▶ _TASK GOAL_
Could you write out the records below exactly as they appear, leaving out any pictures?

▶ _DATASET EXCERPTS_
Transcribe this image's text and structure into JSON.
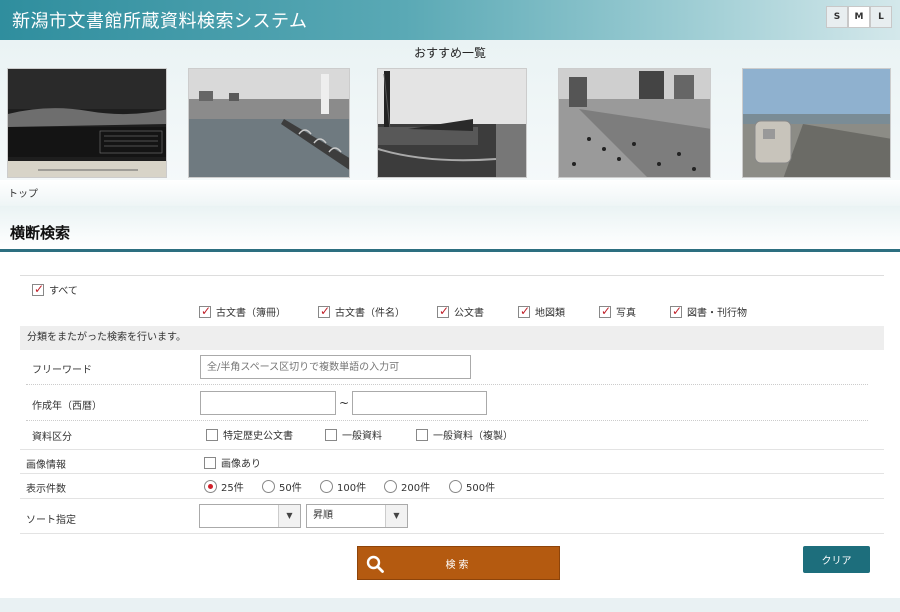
{
  "header": {
    "title": "新潟市文書館所蔵資料検索システム",
    "size_buttons": [
      "S",
      "M",
      "L"
    ],
    "active_size": "M"
  },
  "recommend": {
    "title": "おすすめ一覧",
    "thumbnails": [
      {
        "name": "thumbnail-1"
      },
      {
        "name": "thumbnail-2"
      },
      {
        "name": "thumbnail-3"
      },
      {
        "name": "thumbnail-4"
      },
      {
        "name": "thumbnail-5"
      }
    ]
  },
  "breadcrumb": {
    "top": "トップ"
  },
  "section": {
    "title": "横断検索"
  },
  "categories": {
    "all_label": "すべて",
    "all_checked": true,
    "items": [
      {
        "label": "古文書（簿冊）",
        "checked": true
      },
      {
        "label": "古文書（件名）",
        "checked": true
      },
      {
        "label": "公文書",
        "checked": true
      },
      {
        "label": "地図類",
        "checked": true
      },
      {
        "label": "写真",
        "checked": true
      },
      {
        "label": "図書・刊行物",
        "checked": true
      }
    ]
  },
  "notice": "分類をまたがった検索を行います。",
  "freeword": {
    "label": "フリーワード",
    "placeholder": "全/半角スペース区切りで複数単語の入力可",
    "value": ""
  },
  "year": {
    "label": "作成年（西暦）",
    "from": "",
    "to": "",
    "separator": "~"
  },
  "doc_type": {
    "label": "資料区分",
    "options": [
      {
        "label": "特定歴史公文書",
        "checked": false
      },
      {
        "label": "一般資料",
        "checked": false
      },
      {
        "label": "一般資料（複製）",
        "checked": false
      }
    ]
  },
  "image_info": {
    "label": "画像情報",
    "option": "画像あり",
    "checked": false
  },
  "display_count": {
    "label": "表示件数",
    "options": [
      "25件",
      "50件",
      "100件",
      "200件",
      "500件"
    ],
    "selected": "25件"
  },
  "sort": {
    "label": "ソート指定",
    "field": "",
    "order": "昇順"
  },
  "buttons": {
    "search": "検索",
    "clear": "クリア"
  },
  "colors": {
    "accent": "#2d6f80",
    "search_button": "#b45a10",
    "clear_button": "#1d6e7c",
    "check_mark": "#c0202a"
  }
}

▶ _RESPONSE AREA_
Transcribe this image's text and structure into JSON.
{
  "header": {
    "title": "新潟市文書館所蔵資料検索システム",
    "size_buttons": [
      "S",
      "M",
      "L"
    ],
    "active_size": "M"
  },
  "recommend": {
    "title": "おすすめ一覧",
    "thumbnails": [
      {
        "name": "thumbnail-1"
      },
      {
        "name": "thumbnail-2"
      },
      {
        "name": "thumbnail-3"
      },
      {
        "name": "thumbnail-4"
      },
      {
        "name": "thumbnail-5"
      }
    ]
  },
  "breadcrumb": {
    "top": "トップ"
  },
  "section": {
    "title": "横断検索"
  },
  "categories": {
    "all_label": "すべて",
    "all_checked": true,
    "items": [
      {
        "label": "古文書（簿冊）",
        "checked": true
      },
      {
        "label": "古文書（件名）",
        "checked": true
      },
      {
        "label": "公文書",
        "checked": true
      },
      {
        "label": "地図類",
        "checked": true
      },
      {
        "label": "写真",
        "checked": true
      },
      {
        "label": "図書・刊行物",
        "checked": true
      }
    ]
  },
  "notice": "分類をまたがった検索を行います。",
  "freeword": {
    "label": "フリーワード",
    "placeholder": "全/半角スペース区切りで複数単語の入力可",
    "value": ""
  },
  "year": {
    "label": "作成年（西暦）",
    "from": "",
    "to": "",
    "separator": "~"
  },
  "doc_type": {
    "label": "資料区分",
    "options": [
      {
        "label": "特定歴史公文書",
        "checked": false
      },
      {
        "label": "一般資料",
        "checked": false
      },
      {
        "label": "一般資料（複製）",
        "checked": false
      }
    ]
  },
  "image_info": {
    "label": "画像情報",
    "option": "画像あり",
    "checked": false
  },
  "display_count": {
    "label": "表示件数",
    "options": [
      "25件",
      "50件",
      "100件",
      "200件",
      "500件"
    ],
    "selected": "25件"
  },
  "sort": {
    "label": "ソート指定",
    "field": "",
    "order": "昇順"
  },
  "buttons": {
    "search": "検索",
    "clear": "クリア"
  },
  "colors": {
    "accent": "#2d6f80",
    "search_button": "#b45a10",
    "clear_button": "#1d6e7c",
    "check_mark": "#c0202a"
  }
}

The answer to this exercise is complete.